■ WORK TO COMPLETE ■
Copy every line of the data that includes the string "vita".

■ DATA ■
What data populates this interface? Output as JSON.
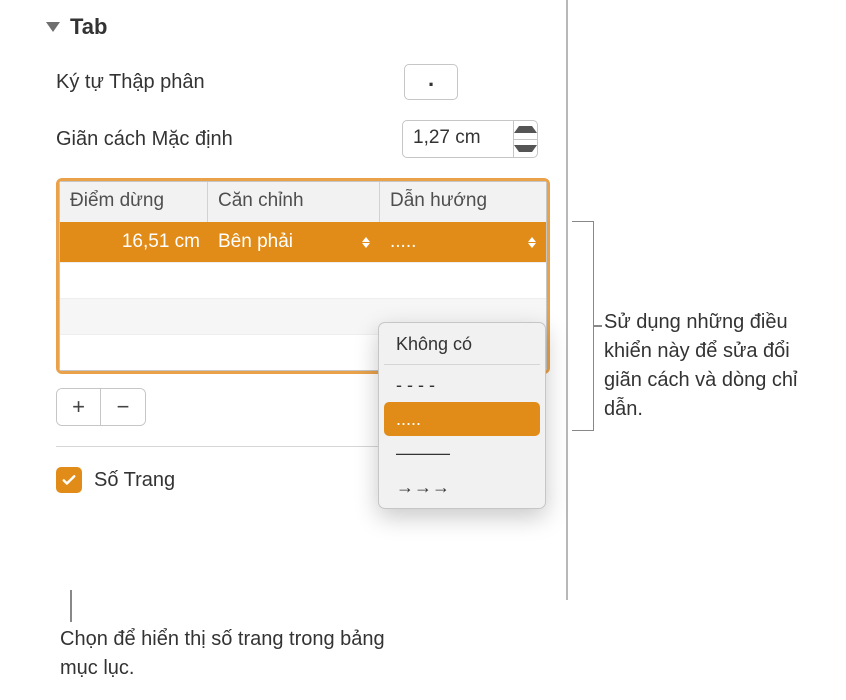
{
  "section": {
    "title": "Tab"
  },
  "decimal": {
    "label": "Ký tự Thập phân",
    "value": "."
  },
  "spacing": {
    "label": "Giãn cách Mặc định",
    "value": "1,27 cm"
  },
  "table": {
    "headers": {
      "stops": "Điểm dừng",
      "align": "Căn chỉnh",
      "leader": "Dẫn hướng"
    },
    "row": {
      "stop": "16,51 cm",
      "align": "Bên phải",
      "leader": "....."
    }
  },
  "leader_menu": {
    "none": "Không có",
    "dash": "- - - -",
    "dots": ".....",
    "line": "———",
    "arrows": "→→→"
  },
  "buttons": {
    "add": "+",
    "remove": "−"
  },
  "pagenum": {
    "label": "Số Trang"
  },
  "callouts": {
    "right": "Sử dụng những điều khiển này để sửa đổi giãn cách và dòng chỉ dẫn.",
    "bottom": "Chọn để hiển thị số trang trong bảng mục lục."
  }
}
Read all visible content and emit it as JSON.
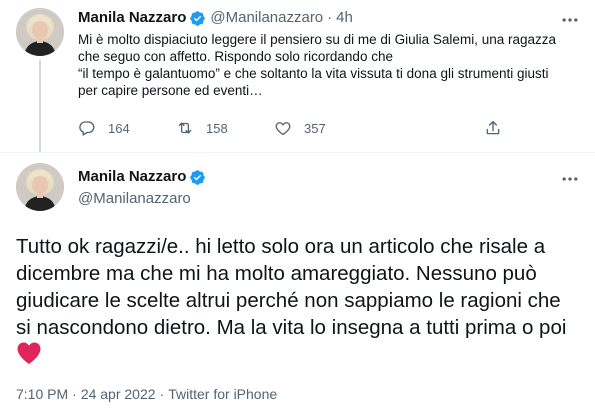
{
  "colors": {
    "verified": "#1d9bf0",
    "text": "#0f1419",
    "secondary": "#536471",
    "heart": "#e0245e"
  },
  "tweet_reply": {
    "author_name": "Manila Nazzaro",
    "handle": "@Manilanazzaro",
    "separator": "·",
    "time": "4h",
    "text": "Mi è molto dispiaciuto leggere il pensiero su di me di Giulia Salemi, una ragazza che seguo con affetto. Rispondo solo ricordando che \n“il tempo è galantuomo” e che soltanto la vita vissuta ti dona gli strumenti giusti per capire persone ed eventi…",
    "reply_count": "164",
    "retweet_count": "158",
    "like_count": "357",
    "icons": [
      "verified-badge-icon",
      "more-icon",
      "reply-icon",
      "retweet-icon",
      "like-icon",
      "share-icon"
    ]
  },
  "tweet_main": {
    "author_name": "Manila Nazzaro",
    "handle": "@Manilanazzaro",
    "text": "Tutto ok ragazzi/e.. hi letto solo ora un articolo che risale a dicembre ma che mi ha molto amareggiato. Nessuno può giudicare le scelte altrui perché non sappiamo le ragioni che si nascondono dietro. Ma la vita lo insegna a tutti prima o poi ",
    "emoji": "red-heart-icon",
    "time": "7:10 PM",
    "date": "24 apr 2022",
    "source": "Twitter for iPhone",
    "dot": "·"
  }
}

■ EXERCISE RESPONSE ■
    "text": "Mi è molto dispiaciuto leggere il pensiero su di me di Giulia Salemi, una ragazza che seguo con affetto. Rispondo solo ricordando che \n“il tempo è galantuomo” e che soltanto la vita vissuta ti dona gli strumenti giusti per capire persone ed eventi…",
    "text": "Tutto ok ragazzi/e.. hi letto solo ora un articolo che risale a dicembre ma che mi ha molto amareggiato. Nessuno può giudicare le scelte altrui perché non sappiamo le ragioni che si nascondono dietro. Ma la vita lo insegna a tutti prima o poi ",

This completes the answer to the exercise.